Exercise requirements: Retype the records below exactly as they appear, but leave out any pictures.

Given records:
==========

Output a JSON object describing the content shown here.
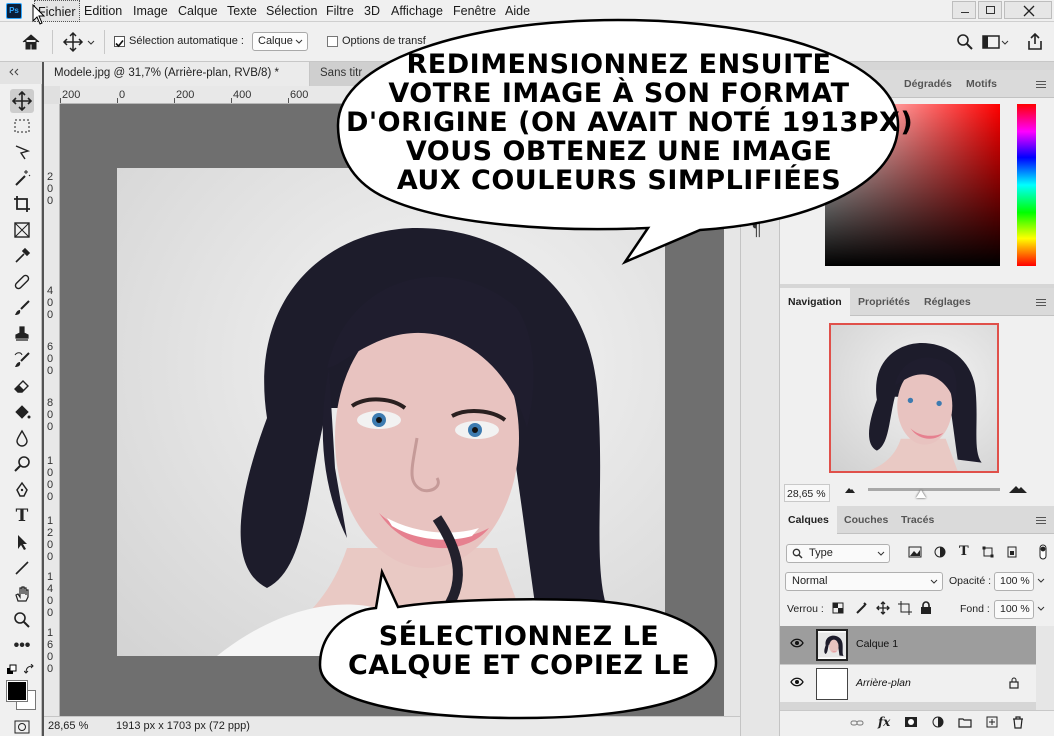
{
  "app": {
    "logo": "Ps",
    "menu": [
      "Fichier",
      "Edition",
      "Image",
      "Calque",
      "Texte",
      "Sélection",
      "Filtre",
      "3D",
      "Affichage",
      "Fenêtre",
      "Aide"
    ]
  },
  "options_bar": {
    "auto_select_label": "Sélection automatique :",
    "auto_select_checked": true,
    "target_select_value": "Calque",
    "transform_controls_label": "Options de transf"
  },
  "tabs": [
    {
      "label": "Modele.jpg @ 31,7% (Arrière-plan, RVB/8) *",
      "active": true
    },
    {
      "label": "Sans titr",
      "active": false
    }
  ],
  "ruler": {
    "top": [
      "200",
      "0",
      "200",
      "400",
      "600"
    ],
    "left": [
      "2",
      "0",
      "0",
      "4",
      "0",
      "0",
      "6",
      "0",
      "0",
      "8",
      "0",
      "0",
      "1",
      "0",
      "0",
      "0",
      "1",
      "2",
      "0",
      "0",
      "1",
      "4",
      "0",
      "0",
      "1",
      "6",
      "0",
      "0"
    ]
  },
  "status": {
    "zoom": "28,65 %",
    "doc_info": "1913 px x 1703 px (72 ppp)"
  },
  "color_panel": {
    "tabs": [
      "Dégradés",
      "Motifs"
    ]
  },
  "navigator_panel": {
    "tabs": [
      "Navigation",
      "Propriétés",
      "Réglages"
    ],
    "zoom": "28,65 %"
  },
  "layers_panel": {
    "tabs": [
      "Calques",
      "Couches",
      "Tracés"
    ],
    "filter_label": "Type",
    "blend_mode": "Normal",
    "opacity_label": "Opacité :",
    "opacity_value": "100 %",
    "lock_label": "Verrou :",
    "fill_label": "Fond :",
    "fill_value": "100 %",
    "layers": [
      {
        "name": "Calque 1",
        "selected": true,
        "visible": true
      },
      {
        "name": "Arrière-plan",
        "selected": false,
        "visible": true,
        "locked": true
      }
    ],
    "footer_icons": [
      "link-icon",
      "fx-icon",
      "mask-icon",
      "adjustment-icon",
      "folder-icon",
      "new-layer-icon",
      "trash-icon"
    ]
  },
  "annotations": {
    "top_bubble": [
      "REDIMENSIONNEZ ENSUITE",
      "VOTRE IMAGE À SON FORMAT",
      "D'ORIGINE (ON AVAIT NOTÉ 1913PX)",
      "VOUS OBTENEZ UNE IMAGE",
      "AUX COULEURS SIMPLIFIÉES"
    ],
    "bottom_bubble": [
      "SÉLECTIONNEZ LE",
      "CALQUE ET COPIEZ LE"
    ]
  },
  "colors": {
    "accent_nav_frame": "#e0504a",
    "foreground_swatch": "#000000",
    "background_swatch": "#ffffff"
  }
}
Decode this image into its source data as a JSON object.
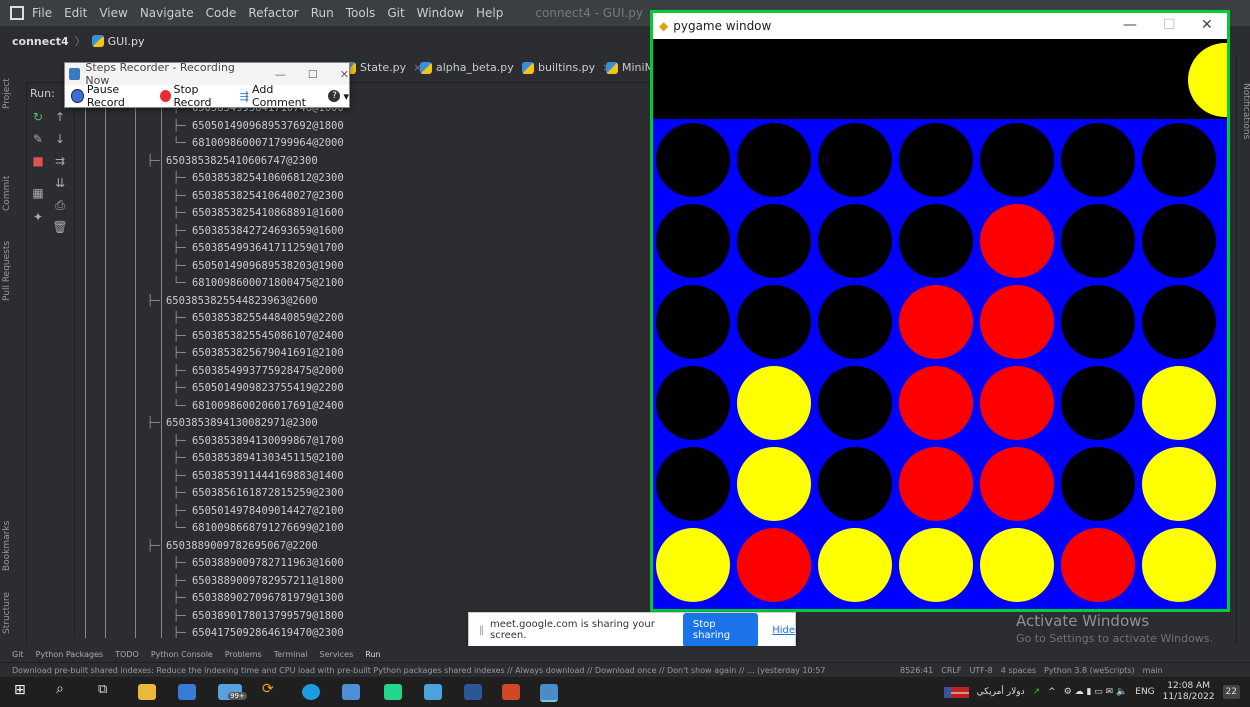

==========

Worked solution:
Output a JSON object describing the content shown here.
{
  "app": {
    "logo": "Ps",
    "menu": [
      "Fichier",
      "Edition",
      "Image",
      "Calque",
      "Texte",
      "Sélection",
      "Filtre",
      "3D",
      "Affichage",
      "Fenêtre",
      "Aide"
    ]
  },
  "options_bar": {
    "auto_select_label": "Sélection automatique :",
    "auto_select_checked": true,
    "target_select_value": "Calque",
    "transform_controls_label": "Options de transf"
  },
  "tabs": [
    {
      "label": "Modele.jpg @ 31,7% (Arrière-plan, RVB/8) *",
      "active": true
    },
    {
      "label": "Sans titr",
      "active": false
    }
  ],
  "ruler": {
    "top": [
      "200",
      "0",
      "200",
      "400",
      "600"
    ],
    "left": [
      "2",
      "0",
      "0",
      "4",
      "0",
      "0",
      "6",
      "0",
      "0",
      "8",
      "0",
      "0",
      "1",
      "0",
      "0",
      "0",
      "1",
      "2",
      "0",
      "0",
      "1",
      "4",
      "0",
      "0",
      "1",
      "6",
      "0",
      "0"
    ]
  },
  "status": {
    "zoom": "28,65 %",
    "doc_info": "1913 px x 1703 px (72 ppp)"
  },
  "color_panel": {
    "tabs": [
      "Dégradés",
      "Motifs"
    ]
  },
  "navigator_panel": {
    "tabs": [
      "Navigation",
      "Propriétés",
      "Réglages"
    ],
    "zoom": "28,65 %"
  },
  "layers_panel": {
    "tabs": [
      "Calques",
      "Couches",
      "Tracés"
    ],
    "filter_label": "Type",
    "blend_mode": "Normal",
    "opacity_label": "Opacité :",
    "opacity_value": "100 %",
    "lock_label": "Verrou :",
    "fill_label": "Fond :",
    "fill_value": "100 %",
    "layers": [
      {
        "name": "Calque 1",
        "selected": true,
        "visible": true
      },
      {
        "name": "Arrière-plan",
        "selected": false,
        "visible": true,
        "locked": true
      }
    ],
    "footer_icons": [
      "link-icon",
      "fx-icon",
      "mask-icon",
      "adjustment-icon",
      "folder-icon",
      "new-layer-icon",
      "trash-icon"
    ]
  },
  "annotations": {
    "top_bubble": [
      "REDIMENSIONNEZ ENSUITE",
      "VOTRE IMAGE À SON FORMAT",
      "D'ORIGINE (ON AVAIT NOTÉ 1913PX)",
      "VOUS OBTENEZ UNE IMAGE",
      "AUX COULEURS SIMPLIFIÉES"
    ],
    "bottom_bubble": [
      "SÉLECTIONNEZ LE",
      "CALQUE ET COPIEZ LE"
    ]
  },
  "colors": {
    "accent_nav_frame": "#e0504a",
    "foreground_swatch": "#000000",
    "background_swatch": "#ffffff"
  }
}
Decode this image into its source data as a JSON object.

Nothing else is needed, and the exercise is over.